HOME | Ask | Blog
BookShelf | Contact | Listen
Lessons | Read | Search

Add to My Yahoo

RSS feed  media RSS feed


Click to find out more!
Myrt's BIG Book

For computer consulting & webpage design services see: www.PatRichley.com



Beginning Genealogy Lesson #8
Previously Compiled Genealogies

As you work through the resources at libraries you will run across printed family histories, compiled indexes and CDs of genealogy data. As you browse online file libraries, visit Internet sites devoted to your surnames, join surname mailing lists, etc., you are also tapping into the vast wealth of information in previously compiled genealogies.

As valuable as these sources appear to be, you must take them with a grain of salt.

It is incumbent upon serious family historians to get to the root of the matter.

Consider what documentary evidence supports the assumptions of lineage.

I am currently working on my DUTTON line in England. For years, we had thought the father of our John Dutton 1693 was John. We received this information from a book on the Dutton family. However, there were no footnotes stating the source of this information. I have diligently searched the records for John Dutton's christening records in the local parish which fortunately are available on microfilm. I have not yet located his christening entry.

The real kicker is the total lack of references to any Duttons in the parish registers for the place where the family was reputed to live for three generations. In fact, a review of extant church records for the entire county indicate that Duttons (none with our known given names) are found in only one parish about 50 miles east of the area in question.

Getting back to the concept of evaluating previously compiled genealogies... its possible to use them to find good clues. Better still are those family history books that cite the sources of information for each point. Your job is to verify each source mentioned. (You would want a copy of the wills, census, marriage and christening records for your ancestors anyway, wouldn't you?) Determine if you arrive at the same conclusions of relationship as the original researcher. You may have additional information which was not available at the time of publication. Don't be afraid to rock the boat.

Locating Previously Compiled Genealogies

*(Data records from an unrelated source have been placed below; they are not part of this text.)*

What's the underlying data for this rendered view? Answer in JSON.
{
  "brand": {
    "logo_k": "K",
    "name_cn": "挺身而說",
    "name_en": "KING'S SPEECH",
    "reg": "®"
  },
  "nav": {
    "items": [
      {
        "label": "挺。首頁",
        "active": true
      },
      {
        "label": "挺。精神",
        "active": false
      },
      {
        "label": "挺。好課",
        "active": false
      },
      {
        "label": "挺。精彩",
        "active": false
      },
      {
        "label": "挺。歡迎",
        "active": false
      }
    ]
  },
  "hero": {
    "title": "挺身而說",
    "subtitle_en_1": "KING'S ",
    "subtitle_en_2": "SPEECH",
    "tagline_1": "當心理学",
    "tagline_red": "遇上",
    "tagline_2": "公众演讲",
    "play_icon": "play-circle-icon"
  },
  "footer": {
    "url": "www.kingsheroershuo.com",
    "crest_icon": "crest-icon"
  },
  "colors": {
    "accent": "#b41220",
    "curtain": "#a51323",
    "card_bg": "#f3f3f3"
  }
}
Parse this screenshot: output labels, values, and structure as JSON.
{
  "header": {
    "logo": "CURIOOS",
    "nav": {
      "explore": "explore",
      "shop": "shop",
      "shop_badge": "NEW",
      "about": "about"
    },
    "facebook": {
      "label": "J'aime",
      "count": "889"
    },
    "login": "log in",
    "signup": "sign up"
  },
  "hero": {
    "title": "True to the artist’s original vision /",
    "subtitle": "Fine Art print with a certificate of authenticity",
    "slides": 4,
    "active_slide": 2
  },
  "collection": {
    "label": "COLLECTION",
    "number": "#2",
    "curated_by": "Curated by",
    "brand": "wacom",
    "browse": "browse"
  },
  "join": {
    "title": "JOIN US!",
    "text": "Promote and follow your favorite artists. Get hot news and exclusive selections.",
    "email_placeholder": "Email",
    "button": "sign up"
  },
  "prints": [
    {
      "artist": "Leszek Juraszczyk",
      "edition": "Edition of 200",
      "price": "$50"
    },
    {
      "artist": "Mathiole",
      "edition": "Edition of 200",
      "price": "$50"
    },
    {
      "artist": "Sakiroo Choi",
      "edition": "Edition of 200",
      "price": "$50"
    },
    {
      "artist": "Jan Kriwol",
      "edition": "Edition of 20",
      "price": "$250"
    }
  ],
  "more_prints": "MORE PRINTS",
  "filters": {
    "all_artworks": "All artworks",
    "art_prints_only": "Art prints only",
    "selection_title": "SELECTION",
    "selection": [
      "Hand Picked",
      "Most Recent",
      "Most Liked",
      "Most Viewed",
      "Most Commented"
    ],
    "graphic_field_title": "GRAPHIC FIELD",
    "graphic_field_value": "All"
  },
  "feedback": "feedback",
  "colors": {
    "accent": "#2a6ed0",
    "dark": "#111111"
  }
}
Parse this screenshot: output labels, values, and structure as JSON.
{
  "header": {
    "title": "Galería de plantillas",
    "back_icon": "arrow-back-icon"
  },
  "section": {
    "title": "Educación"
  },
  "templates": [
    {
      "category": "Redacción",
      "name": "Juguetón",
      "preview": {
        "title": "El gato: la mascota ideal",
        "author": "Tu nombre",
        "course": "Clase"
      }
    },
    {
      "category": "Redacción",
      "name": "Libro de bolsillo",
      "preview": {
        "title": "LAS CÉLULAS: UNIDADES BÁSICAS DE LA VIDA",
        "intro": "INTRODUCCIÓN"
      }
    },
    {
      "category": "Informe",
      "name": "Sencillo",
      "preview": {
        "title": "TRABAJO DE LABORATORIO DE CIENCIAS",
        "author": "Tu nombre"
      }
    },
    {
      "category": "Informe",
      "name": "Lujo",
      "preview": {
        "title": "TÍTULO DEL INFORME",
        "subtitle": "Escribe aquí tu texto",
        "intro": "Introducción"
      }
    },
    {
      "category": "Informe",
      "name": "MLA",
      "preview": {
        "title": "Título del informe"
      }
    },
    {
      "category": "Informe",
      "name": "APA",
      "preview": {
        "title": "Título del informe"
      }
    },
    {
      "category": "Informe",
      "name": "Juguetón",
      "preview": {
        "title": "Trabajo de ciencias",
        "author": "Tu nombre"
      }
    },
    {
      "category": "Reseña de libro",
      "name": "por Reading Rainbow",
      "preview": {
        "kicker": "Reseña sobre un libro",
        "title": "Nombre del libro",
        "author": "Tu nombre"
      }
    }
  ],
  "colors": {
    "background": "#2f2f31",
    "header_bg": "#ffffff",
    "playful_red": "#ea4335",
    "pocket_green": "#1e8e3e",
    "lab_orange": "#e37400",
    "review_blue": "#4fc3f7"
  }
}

Just remember, when using previously compiled genealogy, its better to question than to perpetuate the myth.

For Further Reading:

Beginning Genealogy Lessons: http://www.DearMYRTLE.com/lessons.htm

Happy family tree climbing!
Myrt     :)
Your friend in genealogy

1995-2005 Pat Richley HOME | Ask | Blog | BookShelf | ContactLessons | Listen | Add to My Yahoo | PodCast media RSS feed | Read | Search | RSS feed
For computer consulting & webpage design services see: www.PatRichley.com 

www DearMYRTLE